In autocratic Ethiopia, we are all Bekele Garba
By Hassen Hussein
On November 1, 2012, Ethiopia’s kangaroo court convicted nine Oromo nationals, including opposition leader Bekele Gerba, who was nabbed right after meeting a delegation of Amnesty International, under that country’s sweeping anti-terrorism law. Their sentencing is scheduled to take place in a few weeks.
The Oromo term roorroo connotes more than its often used English equivalent, injustice. It denotes, in the words of anti-apartheid leader and the greatest statesman of our time, Nelson Mandela, a time “in the life of any nation when there remain only two choices – submit or fight.”
Gerba, the Vice-President of the Oromo Federalist Congress (OFC), knew too well that his oppressed nation faced such a trying moment under the rule of the Ethiopian People’s Revolutionary Democratic Front (EPRDF). The courageous Gerba chose not to submit. He valiantly fought against the violence suffered by the Oromo not with guns but through a non-violent means as a parliamentarian and an opposition party leader.
Finding Gerba’s peaceful actions protected by the constitution treasonous, the EPRDF regime which considers any form of dissent and Oromo nationalism a high crime, charged him under its draconian terrorism law.
Three of the defendants; Bekele Gerba, Olbana Lellisa, and Olbana Lammi asked the presiding judge to speak without a lawyer. Gerba was the first to rise.
“In my life time, I have opposed injustice, discrimination, ethnic favoritism, and oppression,” he told the court. “I am honored to learn that my non-violent struggles and humble sacrifices for the democratic and human rights of the Oromo people, to whom I was born without a wish on my part but due to the will of the Almighty, have been considered a crime and to be unjustly convicted.”
The judge interrupted reprimanding him for not saying anything that would gain him the court’s leniency in sentencing.
“If apology was warranted,” Gerba continued.
“I would seek it not from the court that found me guilty of a crime I did not commit but rather from my people as well as the Almighty; for my people for failing to fully speak to the depth of their suffering in the interest of the co-existence of peoples and from the Creator if my zealous defense of the rights of the Oromo people was done to further my personal interest or to aggrandize my personal fame rather than to promote the long-term desire of all the people of the country to live in freedom, dignity, and equality.”
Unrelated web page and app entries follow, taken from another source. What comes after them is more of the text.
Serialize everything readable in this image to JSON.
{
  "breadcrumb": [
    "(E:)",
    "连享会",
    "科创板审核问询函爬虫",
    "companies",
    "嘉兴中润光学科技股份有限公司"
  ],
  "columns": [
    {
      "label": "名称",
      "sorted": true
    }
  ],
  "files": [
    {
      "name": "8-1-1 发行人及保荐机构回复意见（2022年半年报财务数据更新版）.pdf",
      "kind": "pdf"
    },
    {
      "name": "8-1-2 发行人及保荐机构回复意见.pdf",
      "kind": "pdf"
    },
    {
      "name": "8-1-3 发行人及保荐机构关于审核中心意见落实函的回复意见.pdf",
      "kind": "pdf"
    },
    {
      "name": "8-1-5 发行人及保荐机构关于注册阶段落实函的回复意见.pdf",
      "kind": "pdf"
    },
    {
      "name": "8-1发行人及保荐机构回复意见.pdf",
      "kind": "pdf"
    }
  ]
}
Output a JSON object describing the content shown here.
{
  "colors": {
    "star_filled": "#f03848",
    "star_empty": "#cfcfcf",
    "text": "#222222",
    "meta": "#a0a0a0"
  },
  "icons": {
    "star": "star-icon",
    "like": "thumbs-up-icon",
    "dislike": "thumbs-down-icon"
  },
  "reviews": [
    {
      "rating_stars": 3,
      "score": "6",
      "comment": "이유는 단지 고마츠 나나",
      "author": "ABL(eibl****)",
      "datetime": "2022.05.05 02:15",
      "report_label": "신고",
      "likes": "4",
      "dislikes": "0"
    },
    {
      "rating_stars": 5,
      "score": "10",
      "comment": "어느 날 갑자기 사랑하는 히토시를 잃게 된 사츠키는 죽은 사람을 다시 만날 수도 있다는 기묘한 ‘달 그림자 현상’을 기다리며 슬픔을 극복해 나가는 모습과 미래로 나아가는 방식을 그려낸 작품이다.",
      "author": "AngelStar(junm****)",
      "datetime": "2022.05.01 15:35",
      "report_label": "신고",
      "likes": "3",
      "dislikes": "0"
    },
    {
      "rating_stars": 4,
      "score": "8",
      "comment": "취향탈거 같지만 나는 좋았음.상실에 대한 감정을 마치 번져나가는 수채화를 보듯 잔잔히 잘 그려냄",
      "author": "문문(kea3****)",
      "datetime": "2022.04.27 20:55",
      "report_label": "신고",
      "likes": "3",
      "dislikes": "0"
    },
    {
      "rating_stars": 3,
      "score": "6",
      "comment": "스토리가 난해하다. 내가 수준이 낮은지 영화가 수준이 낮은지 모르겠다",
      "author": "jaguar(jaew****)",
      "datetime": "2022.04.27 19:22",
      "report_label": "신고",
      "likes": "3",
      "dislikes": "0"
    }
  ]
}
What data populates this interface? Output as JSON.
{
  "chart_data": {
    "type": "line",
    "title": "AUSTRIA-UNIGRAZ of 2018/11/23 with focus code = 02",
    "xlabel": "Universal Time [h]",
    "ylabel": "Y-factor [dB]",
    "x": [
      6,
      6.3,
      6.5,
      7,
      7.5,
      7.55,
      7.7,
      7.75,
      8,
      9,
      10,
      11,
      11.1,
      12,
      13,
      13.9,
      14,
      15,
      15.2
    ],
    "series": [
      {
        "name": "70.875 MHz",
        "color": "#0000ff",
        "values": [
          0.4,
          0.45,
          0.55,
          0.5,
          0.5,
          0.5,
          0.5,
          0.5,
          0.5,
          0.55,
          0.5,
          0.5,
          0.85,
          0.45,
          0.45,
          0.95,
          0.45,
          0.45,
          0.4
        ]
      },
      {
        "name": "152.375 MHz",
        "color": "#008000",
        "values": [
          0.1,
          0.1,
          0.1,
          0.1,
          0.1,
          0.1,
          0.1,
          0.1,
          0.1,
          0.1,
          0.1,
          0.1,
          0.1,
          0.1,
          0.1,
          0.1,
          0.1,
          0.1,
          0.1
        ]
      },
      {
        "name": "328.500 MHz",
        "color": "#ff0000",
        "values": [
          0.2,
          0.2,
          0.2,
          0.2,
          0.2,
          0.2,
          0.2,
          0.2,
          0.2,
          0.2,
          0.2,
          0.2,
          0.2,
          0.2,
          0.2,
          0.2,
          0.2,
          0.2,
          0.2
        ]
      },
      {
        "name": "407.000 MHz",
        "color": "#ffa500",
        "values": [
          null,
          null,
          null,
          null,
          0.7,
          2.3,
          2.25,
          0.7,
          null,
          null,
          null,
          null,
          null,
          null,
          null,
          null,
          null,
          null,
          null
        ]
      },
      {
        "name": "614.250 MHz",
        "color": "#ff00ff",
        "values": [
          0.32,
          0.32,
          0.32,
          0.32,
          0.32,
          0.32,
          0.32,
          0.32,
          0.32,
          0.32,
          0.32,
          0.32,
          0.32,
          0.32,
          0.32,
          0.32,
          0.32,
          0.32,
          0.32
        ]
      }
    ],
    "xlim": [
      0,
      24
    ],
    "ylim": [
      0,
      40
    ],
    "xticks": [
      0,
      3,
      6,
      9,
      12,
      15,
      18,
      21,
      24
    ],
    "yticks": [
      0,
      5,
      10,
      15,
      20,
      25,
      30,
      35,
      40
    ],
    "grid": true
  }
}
Gerba is not the first to deliver a ringing indictment of the injustice of Ethiopia’s justice system. But, few have done so as eloquently and as fearlessly. His courage to speak knowing that after the dismissal of his wife from her job, his kids will go hungry without a provider underscores his commitment to a higher cause.
The words of heroes inspire as much greatness when uttered in misfortune as in times of triumph. Nearly half a century ago, addressing his executioners, after a death sentence handed down by a similar kangaroo court under trumped up charges, Lieutenant Mamo Mazemir, one of the trailblazers of Oromo emancipation, uttered those often quoted words that were seared into the minds of generations of Oromo freedom fighters:
“Please tell my children that I did not die in vain. My blood is spilled for the just cause of the Oromo people. I am certain that those who falsely convicted me, for a crime I did not commit and their rulers, will receive the appropriate judgment of Ethiopian people at this very spot I am being hanged. More importantly, sooner or later, the Oromo people will win their freedom by the struggle of its fighters.”
The year was 1966, a time of general tumult in Ethiopia, before the big storm was to hit, and a period of national renaissance in Oromo history. After a long period of lethargy, the decade saw the awakening of the Oromo nation. In the South, the Bale uprising, led by the late general Wako Gutu had shaken the foundation of the brutal feudal system loosening the grip of absentee landlords on the countryside. The Oromo spirit was being rekindled by a cultural revival in the East, thanks to the monumental contributions of the likes of the legendary Oromo singer, Ali Birra. Most importantly, the heartland of Oromia was teeming with the first pan-Oromo movement, the Macca and Tulama Association, led by general Taddese Birru.
Forty years later, faces may have changed but little else has with the behavior of Ethiopia’s rulers. The law punishes political dissent as a crime while celebrating political freedoms in its books. The ideal of living in a democratic and free society, a dream for which Mandela was prepared to die and Gerba has resolved to endure long imprisonment, has still eluded the Oromo and all people of Ethiopia.
One thing is for sure: Gerba’s speech will go down in the annals of Oromo history on par with the famous words of prisoners of conscience like Haji Robale Tura, Mamo Mezemir, Taddessa Birru, and Haji Adam Saddo.
To the extent that being a self-respecting Oromo and a lover of liberty are viewed as a crime in Ethiopia, we are all guilty of this capital offence. In a way, we are all Bekele Gerba today. So long as Gerba followed in the footsteps of the pioneers, Mamo Mezemir is not dead; he lives in Bekele Gerba and the millions who strive to see freedom and justice prevail over tyranny in Ethiopia.